William Barclay titled this text, “The Royalty of Service.” Derek Geldart entitled it “Love on its knees.” Kerry Haynes called it “Bottom-Up Leadership.” And it’s often been cited as a narrative that identifies “The Heart of a Servant.”
I simply call this poignant passage, that only John records, “Jesus’ Model for Ministry.”
On the evening before Jesus went to the cross, He observed the Passover meal and instituted what we call “The Lord’s Supper.” John says Jesus knew his hour had come. That He came from God. And was returning to the Father.
Sadly, the disciples according to Luke’s account were arguing over who was going to be the greatest in the Kingdom.
Jesus took off his outer garment, girded Himself with a towel, poured water in a basin and proceeded to wash the disciples’ feet.
Leonardo da Vinci’s famous painting of the Last Supper showing the disciples sitting at the long, rectangular table are probably incorrect. More likely, they were reclining on cushions over a table a few inches off the floor. Their feet would have been exposed.
Since the common folks wore sandals and the roads were either inches deep in dust in the dry weather or muddy in wet weather, it was customary to wash a guest’s feet when they entered your house. This would have been the duty of a lowly servant.
However, the disciple neither secured a servant to wash feet nor were they attentive to that need since they were more concerned about who was going to be the greatest.
Jesus’ action spoke volumes about his attitude and modeled his many messages about service. Here are three.
#1 The road to greatness is through service.
“Jesus said, “But he who is greatest among you shall be your servant.”
Today, our culture has it all wrong. People think the greatest is achieved through the accumulation of wealth, the accomplishment of a seemingly impossible task, or the accolades accorded to those in positions of power. Yet, Jesus measured and modeled greatness by service. Martin Luther King, Jr. expressed this way. “Not everybody can be famous but everybody can be great, because greatness is determined by service.
#2 We lead by serving.
When Jesus concluded washing the disciples’ feet, he asked, “Do you know what I have done to you?
Then He told them. “You call Me Teacher and Lord, and you say well, for so I am. If I then, your Lord and Teacher, have washed your feet, you also ought to wash one another’s feet.”
Leadership is not about titles. It’s not bossing people around. Or flaunting one’s position. The Rotarian model is a good one to emulate, “Service above Self.” That’s what Jesus did. And what he calls us to do.
Shepherds in the Lord’s church could learn a good lesson from the Savior here. People follow when you lead.
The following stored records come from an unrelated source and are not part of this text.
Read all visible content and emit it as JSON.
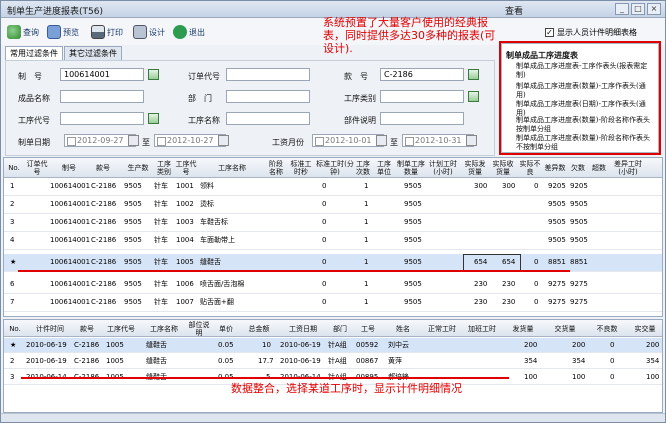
{
  "window": {
    "title": "制单生产进度报表(T56)",
    "center_label": "查看",
    "controls": [
      "_",
      "□",
      "×"
    ]
  },
  "toolbar": {
    "query": "查询",
    "preview": "预览",
    "print": "打印",
    "design": "设计",
    "exit": "退出"
  },
  "annotations": {
    "top": "系统预置了大量客户使用的经典报表，同时提供多达30多种的报表(可设计).",
    "bottom": "数据整合，选择某道工序时，显示计件明细情况"
  },
  "show_detail_checkbox": {
    "label": "显示人员计件明细表格",
    "checked": true
  },
  "tabs": [
    "常用过滤条件",
    "其它过滤条件"
  ],
  "filter": {
    "order_no_label": "制　号",
    "order_no_value": "100614001",
    "order_code_label": "订单代号",
    "order_code_value": "",
    "style_label": "款　号",
    "style_value": "C-2186",
    "color_label": "成品名称",
    "color_value": "",
    "dept_label": "部　门",
    "dept_value": "",
    "proc_type_label": "工序类别",
    "proc_type_value": "",
    "proc_code_label": "工序代号",
    "proc_code_value": "",
    "proc_name_label": "工序名称",
    "proc_name_value": "",
    "part_label": "部件说明",
    "part_value": "",
    "date_label": "制单日期",
    "date_from": "2012-09-27",
    "to1": "至",
    "date_to": "2012-10-27",
    "wage_label": "工资月份",
    "wage_from": "2012-10-01",
    "to2": "至",
    "wage_to": "2012-10-31"
  },
  "tree": {
    "root": "制单成品工序进度表",
    "items": [
      "制单成品工序进度表-工序作表头(报表需定制)",
      "制单成品工序进度表(数量)-工序作表头(通用)",
      "制单成品工序进度表(日期)-工序作表头(通用)",
      "制单成品工序进度表(数量)-阶段名称作表头按制单分组",
      "制单成品工序进度表(数量)-阶段名称作表头不按制单分组"
    ]
  },
  "grid1": {
    "headers": [
      "No.",
      "订单代号",
      "制号",
      "款号",
      "生产数",
      "工序类别",
      "工序代号",
      "工序名称",
      "阶段名称",
      "标准工时秒",
      "标准工时(分钟)",
      "工序次数",
      "工序单位",
      "制单工序数量",
      "计划工时(小时)",
      "实际发货量",
      "实际收货量",
      "实际不良",
      "差异数",
      "欠数",
      "超数",
      "差异工时(小时)"
    ],
    "rows": [
      {
        "no": "1",
        "zh": "100614001",
        "kh": "C-2186",
        "qty": "9505",
        "ptype": "针车",
        "pcode": "1001",
        "pname": "领料",
        "std": "0",
        "times": "1",
        "pqty": "9505",
        "send": "300",
        "recv": "300",
        "bad": "0",
        "diff": "9205",
        "owe": "9205"
      },
      {
        "no": "2",
        "zh": "100614001",
        "kh": "C-2186",
        "qty": "9505",
        "ptype": "针车",
        "pcode": "1002",
        "pname": "烫标",
        "std": "0",
        "times": "1",
        "pqty": "9505",
        "send": "",
        "recv": "",
        "bad": "",
        "diff": "9505",
        "owe": "9505"
      },
      {
        "no": "3",
        "zh": "100614001",
        "kh": "C-2186",
        "qty": "9505",
        "ptype": "针车",
        "pcode": "1003",
        "pname": "车鞋舌标",
        "std": "0",
        "times": "1",
        "pqty": "9505",
        "send": "",
        "recv": "",
        "bad": "",
        "diff": "9505",
        "owe": "9505"
      },
      {
        "no": "4",
        "zh": "100614001",
        "kh": "C-2186",
        "qty": "9505",
        "ptype": "针车",
        "pcode": "1004",
        "pname": "车面勒带上",
        "std": "0",
        "times": "1",
        "pqty": "9505",
        "send": "",
        "recv": "",
        "bad": "",
        "diff": "9505",
        "owe": "9505"
      },
      {
        "no": "★",
        "zh": "100614001",
        "kh": "C-2186",
        "qty": "9505",
        "ptype": "针车",
        "pcode": "1005",
        "pname": "缝鞋舌",
        "std": "0",
        "times": "1",
        "pqty": "9505",
        "send": "654",
        "recv": "654",
        "bad": "0",
        "diff": "8851",
        "owe": "8851"
      },
      {
        "no": "6",
        "zh": "100614001",
        "kh": "C-2186",
        "qty": "9505",
        "ptype": "针车",
        "pcode": "1006",
        "pname": "喷舌面/舌泡棉",
        "std": "0",
        "times": "1",
        "pqty": "9505",
        "send": "230",
        "recv": "230",
        "bad": "0",
        "diff": "9275",
        "owe": "9275"
      },
      {
        "no": "7",
        "zh": "100614001",
        "kh": "C-2186",
        "qty": "9505",
        "ptype": "针车",
        "pcode": "1007",
        "pname": "贴舌面+翻",
        "std": "0",
        "times": "1",
        "pqty": "9505",
        "send": "230",
        "recv": "230",
        "bad": "0",
        "diff": "9275",
        "owe": "9275"
      }
    ]
  },
  "grid2": {
    "headers": [
      "No.",
      "计件时间",
      "款号",
      "工序代号",
      "工序名称",
      "部位说明",
      "单价",
      "总金额",
      "工资日期",
      "部门",
      "工号",
      "姓名",
      "正常工时",
      "加班工时",
      "发货量",
      "交货量",
      "不良数",
      "实交量"
    ],
    "rows": [
      {
        "no": "★",
        "date": "2010-06-19",
        "kh": "C-2186",
        "pcode": "1005",
        "pname": "缝鞋舌",
        "price": "0.05",
        "amount": "10",
        "wdate": "2010-06-19",
        "dept": "针A组",
        "id": "00592",
        "name": "刘中云",
        "out": "200",
        "in": "200",
        "bad": "0",
        "real": "200"
      },
      {
        "no": "2",
        "date": "2010-06-19",
        "kh": "C-2186",
        "pcode": "1005",
        "pname": "缝鞋舌",
        "price": "0.05",
        "amount": "17.7",
        "wdate": "2010-06-19",
        "dept": "针A组",
        "id": "00867",
        "name": "黄萍",
        "out": "354",
        "in": "354",
        "bad": "0",
        "real": "354"
      },
      {
        "no": "3",
        "date": "2010-06-14",
        "kh": "C-2186",
        "pcode": "1005",
        "pname": "缝鞋舌",
        "price": "0.05",
        "amount": "5",
        "wdate": "2010-06-14",
        "dept": "针A组",
        "id": "00895",
        "name": "郝培锋",
        "out": "100",
        "in": "100",
        "bad": "0",
        "real": "100"
      }
    ]
  }
}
John Maxwell is fond of saying, “He who thinketh he’s leading and has no one following, is only taking a walk.”
Every leader ought to ask, “Am I a servant-leader?” “Am I following Jesus’ model?”
#3 Humility is a Divine virtue.
Jesus didn’t act humble. He was humble. While he humbled himself to the humiliating death on the cross, we see here one example of the many ways Jesus exhibited his humility in service.”
In case we missed it, Jesus plainly tells us.
“For I have given you an example, that you should do as I have done to you. Most assuredly, I say to you, a servant is not greater than his master; nor is he who is sent greater than he who sent him.”
Humble service may take the form of participating in workdays with your church family. Meeting the often time menial needs within your physical family. And volunteering to help in your community.
Finally, the real virtue is not in knowing this narrative, it’s in practicing it. Jesus said, “If you know these things, blessed are you if you do them.”
–Ken Weliever, The Preacherman